The proposed consent decree in this matter resolves a Clean Water Act (CWA) civil judicial action against Greer Industries, Inc., Deckers Creek Limestone Co., and Pikewood, Inc. (collectively, Defendants) for alleged violations involving the unauthorized discharge of dredged and fill material to waters of the United States. The alleged violations occurred during the construction of the Pikewood National Golf Club in Monongalia County, West Virginia. The State of West Virginia is a co-plaintiff in this action.
The Defendants allegedly discharged dredged and fill material into waters of the United States without authorization, in violation of CWA Sections 301 and 404. Specifically, the unauthorized activities occurred in Laurel Run and its unnamed tributaries, and included: six in-line stream impoundments, realignment and culverting of stream segments, cementing of streams and spillways, and impacts to seeps. These activities began in 2000 and were completed in the summer of 2007. The Defendants also deposited dredged and fill material into wetlands, in approximately July 2010. The Defendants did not, at any time, apply for a CWA Section 404 permit from the U.S. Army Corps of Engineers (Corps). In all, the Defendants filled approximately 6,402 linear feet of streams and approximately 0.12 acres of wetlands.
Health and Environmental Effects
As a result of these alleged violations, the Defendants’ actions have dramatically reduced the biological, chemical, and physical functions that the impacted streams and wetlands had performed. Impounding, realigning, culverting, and cementing the streams, and filling the wetlands has destroyed valuable aquatic habitat and has reduced the streams’ and wetlands’ ability to cycle nutrients, export carbon, and reduce nitrogen. Headwaters, such as Laurel Run and its unnamed tributaries, and wetlands are also sources of fresh water, and changes to these waterbodies can negatively affect rivers and lakes downstream.
The Defendants must restore the impacted areas, to the extent practicable, to pre-disturbance conditions. For impacted areas that cannot be restored, and for any temporal loses, the Defendants must perform mitigation to compensate for the loss of permanent and temporal aquatic resources. This could be accomplished through the purchase of mitigation credits, a mitigation project, other permissible compensatory mitigation, or payment of an in-lieu-fee. Additionally, the Defendants must ensure that the restored areas will be stabilized and that native species will be used for replanting. Finally, the Defendants must incorporate quantitative performance measures and monitor the restoration site for five years. The Defendants must ensure that all reasonable steps are taken to prevent future disturbance of the restored areas by recording a deed restriction in the deed recording office for the county in which the site is located. If, at the end of five years, the Defendants have met the required performance measures, no further monitoring is required. However, if the Defendants have not secured a deed restriction permanently preserving the impacted areas, monitoring must continue for a total of ten years.
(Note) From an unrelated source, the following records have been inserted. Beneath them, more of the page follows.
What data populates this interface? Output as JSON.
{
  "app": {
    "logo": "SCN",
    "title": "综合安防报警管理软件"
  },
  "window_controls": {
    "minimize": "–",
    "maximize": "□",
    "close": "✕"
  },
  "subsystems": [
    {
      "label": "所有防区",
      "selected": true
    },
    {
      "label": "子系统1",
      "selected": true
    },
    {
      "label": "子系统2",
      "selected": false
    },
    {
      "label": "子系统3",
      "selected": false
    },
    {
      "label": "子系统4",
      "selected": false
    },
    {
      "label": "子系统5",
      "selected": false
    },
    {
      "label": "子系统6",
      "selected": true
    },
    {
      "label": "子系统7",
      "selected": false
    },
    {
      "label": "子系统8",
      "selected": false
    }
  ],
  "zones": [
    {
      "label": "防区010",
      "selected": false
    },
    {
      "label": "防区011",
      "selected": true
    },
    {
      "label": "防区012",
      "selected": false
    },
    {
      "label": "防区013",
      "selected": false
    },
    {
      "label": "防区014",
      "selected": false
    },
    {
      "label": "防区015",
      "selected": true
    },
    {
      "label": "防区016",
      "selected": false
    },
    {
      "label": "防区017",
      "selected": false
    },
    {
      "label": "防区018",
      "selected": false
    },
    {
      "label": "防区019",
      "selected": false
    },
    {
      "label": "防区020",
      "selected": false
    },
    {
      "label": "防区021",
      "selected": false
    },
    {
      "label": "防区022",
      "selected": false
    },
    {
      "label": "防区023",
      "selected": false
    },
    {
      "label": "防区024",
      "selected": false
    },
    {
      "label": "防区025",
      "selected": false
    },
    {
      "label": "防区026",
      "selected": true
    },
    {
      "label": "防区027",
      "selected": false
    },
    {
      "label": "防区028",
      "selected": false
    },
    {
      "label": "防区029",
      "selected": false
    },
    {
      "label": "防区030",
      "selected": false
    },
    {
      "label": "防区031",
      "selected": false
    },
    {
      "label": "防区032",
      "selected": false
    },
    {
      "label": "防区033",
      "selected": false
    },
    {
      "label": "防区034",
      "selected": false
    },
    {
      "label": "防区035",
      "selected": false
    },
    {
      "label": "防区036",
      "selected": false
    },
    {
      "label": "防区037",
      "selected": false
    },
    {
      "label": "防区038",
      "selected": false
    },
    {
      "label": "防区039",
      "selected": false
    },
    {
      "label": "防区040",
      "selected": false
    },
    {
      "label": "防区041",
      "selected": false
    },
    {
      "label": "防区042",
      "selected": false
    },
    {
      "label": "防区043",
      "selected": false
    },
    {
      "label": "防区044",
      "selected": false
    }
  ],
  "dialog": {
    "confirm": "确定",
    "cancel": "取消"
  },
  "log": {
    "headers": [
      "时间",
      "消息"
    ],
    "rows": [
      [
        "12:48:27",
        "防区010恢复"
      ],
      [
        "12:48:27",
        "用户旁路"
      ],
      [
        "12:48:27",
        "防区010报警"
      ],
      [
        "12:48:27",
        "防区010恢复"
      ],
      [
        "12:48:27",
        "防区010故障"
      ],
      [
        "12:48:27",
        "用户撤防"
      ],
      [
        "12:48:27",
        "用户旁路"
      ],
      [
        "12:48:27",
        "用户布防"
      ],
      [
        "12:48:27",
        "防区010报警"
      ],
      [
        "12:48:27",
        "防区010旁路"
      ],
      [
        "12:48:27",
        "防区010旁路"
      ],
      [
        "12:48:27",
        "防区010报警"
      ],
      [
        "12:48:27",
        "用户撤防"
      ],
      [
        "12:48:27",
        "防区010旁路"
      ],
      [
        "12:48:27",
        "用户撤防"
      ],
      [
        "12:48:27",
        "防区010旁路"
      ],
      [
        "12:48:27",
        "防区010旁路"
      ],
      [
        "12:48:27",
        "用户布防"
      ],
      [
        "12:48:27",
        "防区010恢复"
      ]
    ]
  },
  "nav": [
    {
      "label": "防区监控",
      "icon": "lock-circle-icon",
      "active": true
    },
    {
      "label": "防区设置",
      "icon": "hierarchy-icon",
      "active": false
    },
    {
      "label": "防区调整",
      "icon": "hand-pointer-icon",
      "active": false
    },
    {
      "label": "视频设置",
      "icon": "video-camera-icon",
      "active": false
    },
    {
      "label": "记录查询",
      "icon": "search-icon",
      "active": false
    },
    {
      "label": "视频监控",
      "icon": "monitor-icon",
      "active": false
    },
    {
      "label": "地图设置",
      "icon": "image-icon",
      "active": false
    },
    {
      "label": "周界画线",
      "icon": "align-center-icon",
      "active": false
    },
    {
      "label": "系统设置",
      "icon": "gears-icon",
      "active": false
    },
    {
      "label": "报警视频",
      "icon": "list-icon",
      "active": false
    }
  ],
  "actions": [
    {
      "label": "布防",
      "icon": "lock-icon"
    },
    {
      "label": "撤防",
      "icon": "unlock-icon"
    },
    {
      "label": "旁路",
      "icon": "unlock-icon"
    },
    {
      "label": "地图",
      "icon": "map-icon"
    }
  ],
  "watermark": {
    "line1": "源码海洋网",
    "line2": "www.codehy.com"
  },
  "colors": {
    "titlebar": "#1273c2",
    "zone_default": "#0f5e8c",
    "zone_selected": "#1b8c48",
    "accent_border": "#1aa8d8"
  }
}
In CWA cases involving the unauthorized discharge of dredged and fill material, EPA measures pollution reduction based on the number of acres mitigated for wetlands or the number of linear feet mitigated for streams. The injunctive relief requirements of this settlement will mitigate the 6,402 linear feet of streams and 0.12 acres of wetlands impacts caused by the Defendants’ activities.
The Defendants will pay a civil penalty of $1,800,000 in two installments. Within 30 days of the effective date of the consent decree, the Defendants will pay $900,000 to the United States. The Defendants will pay the remaining $900,000 to the State of West Virginia within 365 days of the effective date of the consent decree.
The proposed settlement, lodged in the U.S. District Court for the Northern District of West Virginia, is subject to a 30-day public comment period and final court approval. Information on submitting comments is available at the U.S. Department of Justice.
For More Information, Contact:
Jeffrey Speir, Attorney-Adviser
Office of Enforcement and Compliance Assurance
U.S. Environmental Protection Agency
1200 Pennsylvania Avenue, NW (Mail Code 2243A)
Washington, DC 20460